Our industry is engaged in an important dialogue to improve sustainability through ESG transparency and industry collaboration. This article is a contribution to this larger conversation and does not necessarily reflect GRESB’s position.
Recent events have forced companies to place a much-needed emphasis on ESG (environmental, social, governance) if they weren’t doing so already. Climate change was once the prevailing driver of sustainability efforts, with business owners striving to minimize their carbon footprint and improve their relationship with the environment. Now, the COVID-19 pandemic has tested companies’ ability to protect the health and wellness of employees and customers. Coupled with recent protests calling attention to racial injustice, the events of this year have forced companies to reexamine the way they interact with and protect their employees and communities.
Though ESG may have only recently come into focus within the commercial real estate industry, investors have long been aware of its power to measure a company’s ability to maintain profitability, retain talent, and withstand unexpected disasters and disruptions. In the post-COVID world, ESG will continue to be a key indicator of how companies can adapt their business practices and built environments to accommodate social distancing, air quality standards, and other regulations that will continue into the foreseeable future.
Companies that have yet to modernize their approach to ESG will face greater challenges. Commercial real estate tenants in particular are facing heavy disruptions to their businesses, so gaining insight across an entire portfolio will become even more difficult without the help of technology. Conversely, firms that embrace digital are able to continue collecting data remotely and manage ESG programs from their homes. They can also spend less time on the mundane aspects of tracking performance, and invest in projects that truly move the needle in carbon reduction, employee health and wellness, and other organization-wide goals.
Doing More From a Distance
Commercial real estate companies face the unique challenge of gathering ESG data across multiple assets on a continuous basis. During normal times this can be a challenge, but tenant engagement and outdated processes like manual meter readings have been made even more complicated by the current crisis. Companies in every industry are facing massive disruptions to their businesses, causing the chore of reporting even basic environmental data like water and energy consumption to fall by the wayside in favor of more pressing concerns.
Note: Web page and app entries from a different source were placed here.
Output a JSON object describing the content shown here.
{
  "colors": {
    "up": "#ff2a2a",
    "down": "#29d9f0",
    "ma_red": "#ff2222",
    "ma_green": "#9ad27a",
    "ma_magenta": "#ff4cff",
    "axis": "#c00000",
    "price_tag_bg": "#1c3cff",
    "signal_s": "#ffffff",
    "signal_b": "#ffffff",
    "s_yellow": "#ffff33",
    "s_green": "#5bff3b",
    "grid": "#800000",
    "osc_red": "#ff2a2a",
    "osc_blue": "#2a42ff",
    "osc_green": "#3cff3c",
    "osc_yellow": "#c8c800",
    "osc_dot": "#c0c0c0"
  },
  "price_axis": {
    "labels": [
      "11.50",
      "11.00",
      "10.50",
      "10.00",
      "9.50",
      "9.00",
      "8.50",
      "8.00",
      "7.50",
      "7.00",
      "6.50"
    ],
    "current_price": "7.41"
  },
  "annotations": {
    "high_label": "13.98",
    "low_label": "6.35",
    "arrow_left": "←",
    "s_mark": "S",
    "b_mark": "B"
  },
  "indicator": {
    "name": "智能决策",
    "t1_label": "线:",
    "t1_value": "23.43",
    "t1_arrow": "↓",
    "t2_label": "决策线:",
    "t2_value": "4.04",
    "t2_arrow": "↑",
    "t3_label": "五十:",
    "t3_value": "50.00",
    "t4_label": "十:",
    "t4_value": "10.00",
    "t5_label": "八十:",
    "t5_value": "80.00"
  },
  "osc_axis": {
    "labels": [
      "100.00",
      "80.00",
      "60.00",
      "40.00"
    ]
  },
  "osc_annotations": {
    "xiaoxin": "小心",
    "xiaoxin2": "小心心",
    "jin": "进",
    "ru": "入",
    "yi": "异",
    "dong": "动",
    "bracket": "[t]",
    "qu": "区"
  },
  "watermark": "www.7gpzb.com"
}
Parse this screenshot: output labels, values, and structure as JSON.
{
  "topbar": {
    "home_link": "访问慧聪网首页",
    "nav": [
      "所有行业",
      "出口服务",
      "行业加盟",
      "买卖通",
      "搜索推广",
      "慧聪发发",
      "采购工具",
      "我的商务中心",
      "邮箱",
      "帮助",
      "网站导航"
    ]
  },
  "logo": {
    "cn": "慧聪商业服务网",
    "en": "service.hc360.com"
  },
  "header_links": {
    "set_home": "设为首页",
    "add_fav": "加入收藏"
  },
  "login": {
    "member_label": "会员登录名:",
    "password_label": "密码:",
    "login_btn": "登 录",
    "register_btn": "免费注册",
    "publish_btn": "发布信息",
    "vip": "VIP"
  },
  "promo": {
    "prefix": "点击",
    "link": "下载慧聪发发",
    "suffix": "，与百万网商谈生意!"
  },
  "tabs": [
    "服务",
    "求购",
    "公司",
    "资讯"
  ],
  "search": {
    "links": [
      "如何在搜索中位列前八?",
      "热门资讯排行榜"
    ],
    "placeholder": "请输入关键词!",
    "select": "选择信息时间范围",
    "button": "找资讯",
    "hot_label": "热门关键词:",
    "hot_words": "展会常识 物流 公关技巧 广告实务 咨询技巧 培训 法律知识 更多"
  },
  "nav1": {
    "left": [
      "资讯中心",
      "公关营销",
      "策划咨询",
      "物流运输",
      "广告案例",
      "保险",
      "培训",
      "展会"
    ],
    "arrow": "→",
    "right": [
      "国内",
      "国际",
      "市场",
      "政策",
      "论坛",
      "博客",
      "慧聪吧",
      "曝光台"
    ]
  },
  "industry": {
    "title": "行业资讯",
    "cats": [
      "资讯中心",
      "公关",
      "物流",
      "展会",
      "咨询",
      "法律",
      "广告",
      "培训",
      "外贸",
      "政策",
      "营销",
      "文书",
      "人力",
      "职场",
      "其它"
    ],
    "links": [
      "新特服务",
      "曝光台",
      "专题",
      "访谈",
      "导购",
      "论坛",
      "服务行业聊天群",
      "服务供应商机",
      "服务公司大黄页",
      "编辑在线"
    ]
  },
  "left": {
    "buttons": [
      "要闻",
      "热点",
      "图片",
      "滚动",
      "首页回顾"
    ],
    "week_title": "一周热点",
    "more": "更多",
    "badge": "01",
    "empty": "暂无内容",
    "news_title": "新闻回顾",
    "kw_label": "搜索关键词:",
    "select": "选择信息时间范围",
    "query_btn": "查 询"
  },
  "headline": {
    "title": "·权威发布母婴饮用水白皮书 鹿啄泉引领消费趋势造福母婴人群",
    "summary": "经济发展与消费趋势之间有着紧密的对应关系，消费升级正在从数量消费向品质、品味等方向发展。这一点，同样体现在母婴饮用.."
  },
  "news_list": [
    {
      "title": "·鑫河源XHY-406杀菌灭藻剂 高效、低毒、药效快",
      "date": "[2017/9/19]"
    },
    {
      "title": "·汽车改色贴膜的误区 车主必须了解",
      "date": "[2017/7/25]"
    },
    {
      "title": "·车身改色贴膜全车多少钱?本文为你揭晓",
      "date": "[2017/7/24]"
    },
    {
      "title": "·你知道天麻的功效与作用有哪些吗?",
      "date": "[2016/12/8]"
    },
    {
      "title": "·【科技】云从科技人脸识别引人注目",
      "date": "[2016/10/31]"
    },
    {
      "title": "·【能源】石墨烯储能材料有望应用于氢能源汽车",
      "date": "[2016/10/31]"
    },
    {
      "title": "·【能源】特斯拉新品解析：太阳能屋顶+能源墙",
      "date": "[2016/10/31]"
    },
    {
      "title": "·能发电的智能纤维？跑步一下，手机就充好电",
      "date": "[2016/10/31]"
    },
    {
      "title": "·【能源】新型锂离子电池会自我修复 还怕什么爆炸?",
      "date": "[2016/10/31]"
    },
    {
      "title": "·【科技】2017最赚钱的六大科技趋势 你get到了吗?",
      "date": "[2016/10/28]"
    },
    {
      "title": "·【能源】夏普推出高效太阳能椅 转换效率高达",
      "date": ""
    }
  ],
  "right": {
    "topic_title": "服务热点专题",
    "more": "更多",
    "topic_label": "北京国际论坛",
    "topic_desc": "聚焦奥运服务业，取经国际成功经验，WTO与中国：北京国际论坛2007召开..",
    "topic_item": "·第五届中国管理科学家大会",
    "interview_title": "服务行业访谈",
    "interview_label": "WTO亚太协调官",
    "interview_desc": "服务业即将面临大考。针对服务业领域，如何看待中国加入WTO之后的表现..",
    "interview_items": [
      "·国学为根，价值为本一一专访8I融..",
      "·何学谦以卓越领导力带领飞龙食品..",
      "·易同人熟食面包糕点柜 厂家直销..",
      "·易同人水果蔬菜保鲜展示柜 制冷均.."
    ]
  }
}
Even as businesses slowly reopen, social distancing guidelines will apply, limiting CRE firms’ ability to physically “touch” assets. Instrumentation checks and in-person meetings with property managers and tenants may become a thing of the past. And current restrictions may linger for a long time: Harvard researchers have suggested that “intermittent social distancing” may be required through 2022 to manage the spread of COVID-19. With the need to do more work remotely, firms that have automated processes like utility data collection will be in far better shape than those who rely on older, manual solutions.
Beyond simply checking the boxes, it’s crucial for companies to have continuous access to a steady stream of data so they can track their progress toward various ESG goals. With this information, companies can, for example, develop strategies to further reduce energy and water consumption and invest in building projects that mitigate climate risks like extreme temperatures and drought conditions. Without that level of transparency, firms are simply flying blind.
A Beacon of Hope
CRE companies that can reliably report a strong ESG performance are in a much better position to gain access to better, cheaper capital. Sustainable finance, which includes green bonds and sustainability-linked bonds and loans, has become a dominant force: the sustainable debt market reached $465 billion in 2019, up 78% from 2018. The CRE sector is currently well represented in sustainable finance—in fact, CBI reports that 30% of all green bond and loan proceeds were allocated to buildings in 2019.
The COVID-19 pandemic has further underscored the financial materiality of ESG, not only to investors but also to governments. For example, in late April 2020, the European Commission issued a Consultation on the Renewed Sustainable Finance Strategy, stating that the outbreak “shows the critical need to strengthen the sustainability and resilience of our societies and the ways in which our economies function. This is necessary to, above all, minimize the risk of similar health emergencies in the future, which are more likely to occur as climate and environmental impacts escalate.”
Currently, the most commonly cited reason for not opting to issue green debt is a lack of data and resources required to collect and report impact metrics. Inputting, tracking, and disclosing this information manually—and ensuring it is investment grade—can prove next to impossible without a technology solution at hand.
COVID-19 may have slowed most of the world to a grinding halt, but it has only accelerated the ESG revolution and amplified the need for a digital transformation in this area. Emerging technology solutions will not only save companies time and money on manual processes—it will empower them with new insights and help them make smarter business decisions that allow them to grow and thrive, even in uncertain times.
This article was written by Amanda Davis, Thought Leadership Content Writer at Measurabl.